BEGIN Data to use

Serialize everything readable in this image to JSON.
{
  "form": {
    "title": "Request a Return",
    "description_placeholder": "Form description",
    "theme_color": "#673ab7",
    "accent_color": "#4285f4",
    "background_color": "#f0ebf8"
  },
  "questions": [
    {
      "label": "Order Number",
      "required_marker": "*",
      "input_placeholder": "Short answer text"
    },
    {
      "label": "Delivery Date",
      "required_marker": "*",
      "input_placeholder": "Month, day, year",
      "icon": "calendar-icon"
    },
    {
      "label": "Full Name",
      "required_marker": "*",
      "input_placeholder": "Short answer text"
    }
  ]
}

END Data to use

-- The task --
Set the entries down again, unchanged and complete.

-- Answer to this task --
Serialize everything readable in this image to JSON.
{
  "form": {
    "title": "Request a Return",
    "description_placeholder": "Form description",
    "theme_color": "#673ab7",
    "accent_color": "#4285f4",
    "background_color": "#f0ebf8"
  },
  "questions": [
    {
      "label": "Order Number",
      "required_marker": "*",
      "input_placeholder": "Short answer text"
    },
    {
      "label": "Delivery Date",
      "required_marker": "*",
      "input_placeholder": "Month, day, year",
      "icon": "calendar-icon"
    },
    {
      "label": "Full Name",
      "required_marker": "*",
      "input_placeholder": "Short answer text"
    }
  ]
}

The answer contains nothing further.